About this task:
Each line in the records below that has the word "days" should be copied.

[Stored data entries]
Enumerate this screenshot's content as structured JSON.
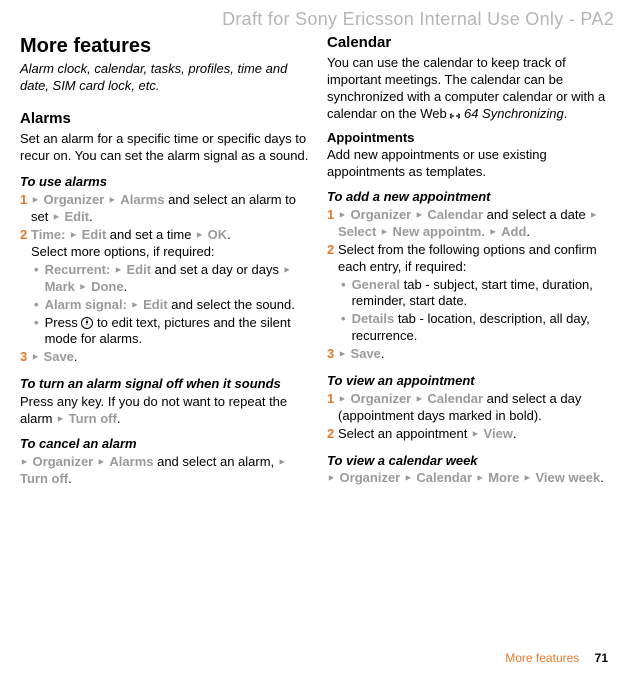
{
  "draft_header": "Draft for Sony Ericsson Internal Use Only - PA2",
  "left": {
    "h1": "More features",
    "h1_sub": "Alarm clock, calendar, tasks, profiles, time and date, SIM card lock, etc.",
    "alarms_h": "Alarms",
    "alarms_body": "Set an alarm for a specific time or specific days to recur on. You can set the alarm signal as a sound.",
    "use_alarms_h": "To use alarms",
    "ua_s1_pre": "",
    "ua_s1_k1": "Organizer",
    "ua_s1_k2": "Alarms",
    "ua_s1_mid": " and select an alarm to set ",
    "ua_s1_k3": "Edit",
    "ua_s2_k1": "Time:",
    "ua_s2_k2": "Edit",
    "ua_s2_mid": " and set a time ",
    "ua_s2_k3": "OK",
    "ua_more": "Select more options, if required:",
    "ua_b1_k1": "Recurrent:",
    "ua_b1_k2": "Edit",
    "ua_b1_mid": " and set a day or days ",
    "ua_b1_k3": "Mark",
    "ua_b1_k4": "Done",
    "ua_b2_k1": "Alarm signal:",
    "ua_b2_k2": "Edit",
    "ua_b2_mid": " and select the sound.",
    "ua_b3_pre": "Press ",
    "ua_b3_post": " to edit text, pictures and the silent mode for alarms.",
    "ua_s3_k1": "Save",
    "off_h": "To turn an alarm signal off when it sounds",
    "off_body_pre": "Press any key. If you do not want to repeat the alarm ",
    "off_k1": "Turn off",
    "cancel_h": "To cancel an alarm",
    "cancel_k1": "Organizer",
    "cancel_k2": "Alarms",
    "cancel_mid": " and select an alarm, ",
    "cancel_k3": "Turn off"
  },
  "right": {
    "cal_h": "Calendar",
    "cal_body_pre": "You can use the calendar to keep track of important meetings. The calendar can be synchronized with a computer calendar or with a calendar on the Web ",
    "cal_ref": "64 Synchronizing",
    "appt_h": "Appointments",
    "appt_body": "Add new appointments or use existing appointments as templates.",
    "add_h": "To add a new appointment",
    "add_s1_k1": "Organizer",
    "add_s1_k2": "Calendar",
    "add_s1_mid": " and select a date ",
    "add_s1_k3": "Select",
    "add_s1_k4": "New appointm.",
    "add_s1_k5": "Add",
    "add_s2": "Select from the following options and confirm each entry, if required:",
    "add_b1_k1": "General",
    "add_b1_post": " tab - subject, start time, duration, reminder, start date.",
    "add_b2_k1": "Details",
    "add_b2_post": " tab - location, description, all day, recurrence.",
    "add_s3_k1": "Save",
    "view_h": "To view an appointment",
    "view_s1_k1": "Organizer",
    "view_s1_k2": "Calendar",
    "view_s1_mid": " and select a day (appointment days marked in bold).",
    "view_s2_pre": "Select an appointment ",
    "view_s2_k1": "View",
    "week_h": "To view a calendar week",
    "week_k1": "Organizer",
    "week_k2": "Calendar",
    "week_k3": "More",
    "week_k4": "View week"
  },
  "footer_section": "More features",
  "footer_page": "71",
  "steps": {
    "n1": "1",
    "n2": "2",
    "n3": "3"
  },
  "bullet": "•",
  "arrow": "►"
}
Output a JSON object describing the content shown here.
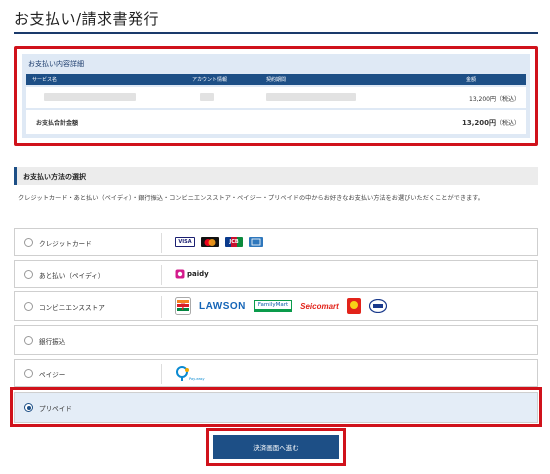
{
  "page": {
    "title": "お支払い/請求書発行"
  },
  "details": {
    "heading": "お支払い内容詳細",
    "columns": [
      "サービス名",
      "アカウント情報",
      "契約期間",
      "金額"
    ],
    "row_price": "13,200円（税込）",
    "total_label": "お支払合計金額",
    "total_amount": "13,200円",
    "total_tax": "（税込）"
  },
  "method": {
    "heading": "お支払い方法の選択",
    "description": "クレジットカード・あと払い（ペイディ）・銀行振込・コンビニエンスストア・ペイジー・プリペイドの中からお好きなお支払い方法をお選びいただくことができます。",
    "options": [
      {
        "label": "クレジットカード",
        "selected": false
      },
      {
        "label": "あと払い（ペイディ）",
        "selected": false
      },
      {
        "label": "コンビニエンスストア",
        "selected": false
      },
      {
        "label": "銀行振込",
        "selected": false
      },
      {
        "label": "ペイジー",
        "selected": false
      },
      {
        "label": "プリペイド",
        "selected": true
      }
    ],
    "logos": {
      "visa": "VISA",
      "jcb": "JCB",
      "paidy": "paidy",
      "lawson": "LAWSON",
      "familymart": "FamilyMart",
      "seicomart": "Seicomart",
      "payeasy": "Pay-easy"
    }
  },
  "submit": {
    "label": "決済画面へ進む"
  },
  "colors": {
    "navy": "#1d4f86",
    "highlight": "#d0121b",
    "panel": "#dfe9f5"
  }
}
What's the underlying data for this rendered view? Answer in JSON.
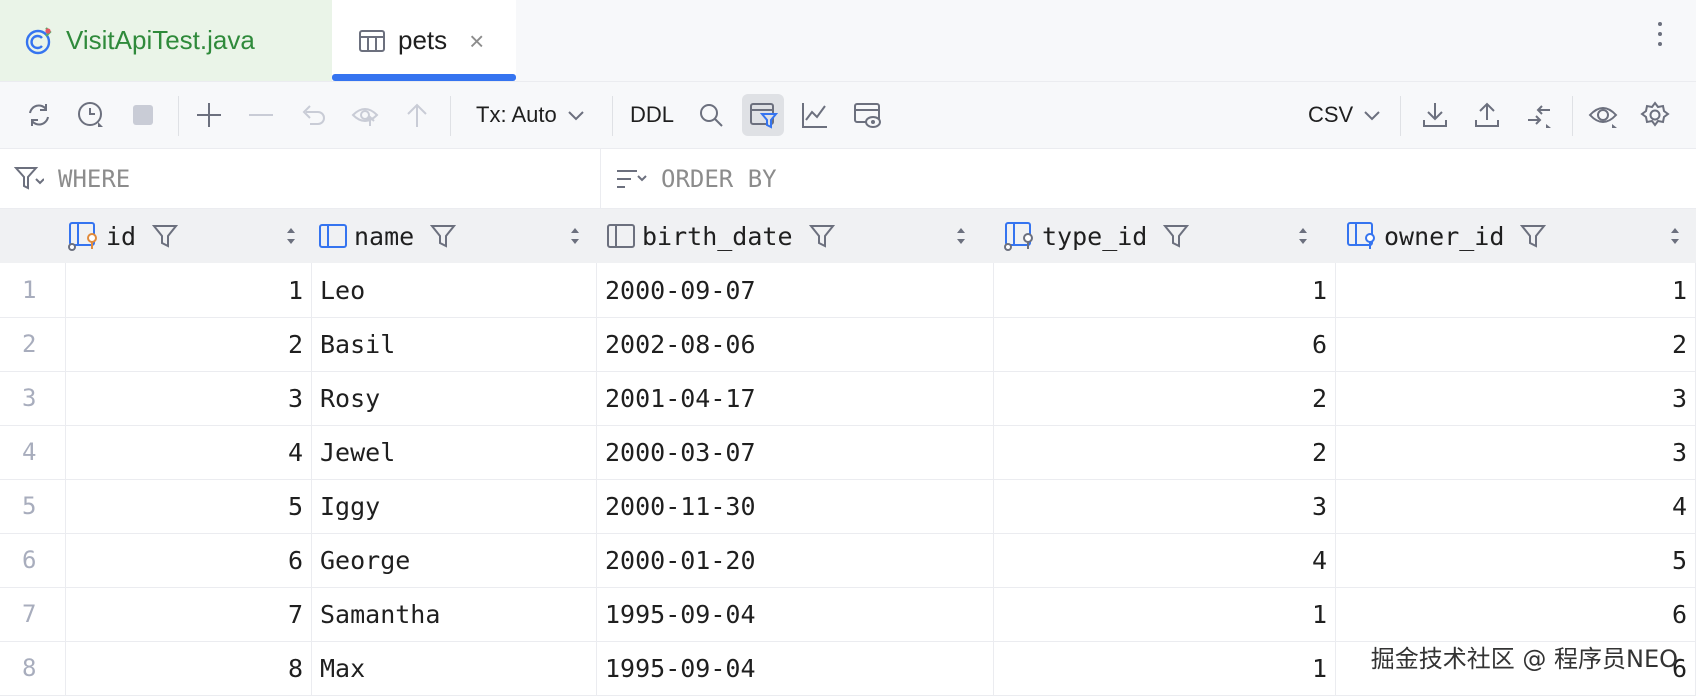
{
  "tabs": [
    {
      "label": "VisitApiTest.java",
      "icon": "java-test-class-icon",
      "active": false,
      "color": "#2f8a3b"
    },
    {
      "label": "pets",
      "icon": "table-icon",
      "active": true,
      "close": "×"
    }
  ],
  "toolbar": {
    "tx_mode": "Tx: Auto",
    "ddl": "DDL",
    "export_format": "CSV",
    "buttons": [
      "refresh-icon",
      "history-icon",
      "stop-icon",
      "add-row-icon",
      "delete-row-icon",
      "revert-icon",
      "submit-icon",
      "commit-icon",
      "tx-dropdown",
      "ddl-button",
      "search-icon",
      "filter-icon",
      "chart-icon",
      "view-editor-icon",
      "csv-dropdown",
      "download-icon",
      "upload-icon",
      "compare-icon",
      "eye-icon",
      "settings-icon"
    ]
  },
  "filters": {
    "where": "WHERE",
    "order_by": "ORDER BY"
  },
  "columns": [
    {
      "name": "id",
      "icon": "primary-key-column-icon"
    },
    {
      "name": "name",
      "icon": "column-icon"
    },
    {
      "name": "birth_date",
      "icon": "column-icon"
    },
    {
      "name": "type_id",
      "icon": "foreign-key-column-icon"
    },
    {
      "name": "owner_id",
      "icon": "foreign-key-column-icon"
    }
  ],
  "rows": [
    {
      "n": "1",
      "id": "1",
      "name": "Leo",
      "birth_date": "2000-09-07",
      "type_id": "1",
      "owner_id": "1"
    },
    {
      "n": "2",
      "id": "2",
      "name": "Basil",
      "birth_date": "2002-08-06",
      "type_id": "6",
      "owner_id": "2"
    },
    {
      "n": "3",
      "id": "3",
      "name": "Rosy",
      "birth_date": "2001-04-17",
      "type_id": "2",
      "owner_id": "3"
    },
    {
      "n": "4",
      "id": "4",
      "name": "Jewel",
      "birth_date": "2000-03-07",
      "type_id": "2",
      "owner_id": "3"
    },
    {
      "n": "5",
      "id": "5",
      "name": "Iggy",
      "birth_date": "2000-11-30",
      "type_id": "3",
      "owner_id": "4"
    },
    {
      "n": "6",
      "id": "6",
      "name": "George",
      "birth_date": "2000-01-20",
      "type_id": "4",
      "owner_id": "5"
    },
    {
      "n": "7",
      "id": "7",
      "name": "Samantha",
      "birth_date": "1995-09-04",
      "type_id": "1",
      "owner_id": "6"
    },
    {
      "n": "8",
      "id": "8",
      "name": "Max",
      "birth_date": "1995-09-04",
      "type_id": "1",
      "owner_id": "6"
    }
  ],
  "watermark": "掘金技术社区 @ 程序员NEO",
  "colors": {
    "accent": "#3574f0",
    "key": "#e08a3c"
  }
}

Written response:
    "alarms_body": "Set an alarm for a specific time or specific days to recur on. You can set the alarm signal as a sound.",
    "ua_b1_mid": " and set a day or days ",
    "view_s1_mid": " and select a day (appointment days marked in bold).",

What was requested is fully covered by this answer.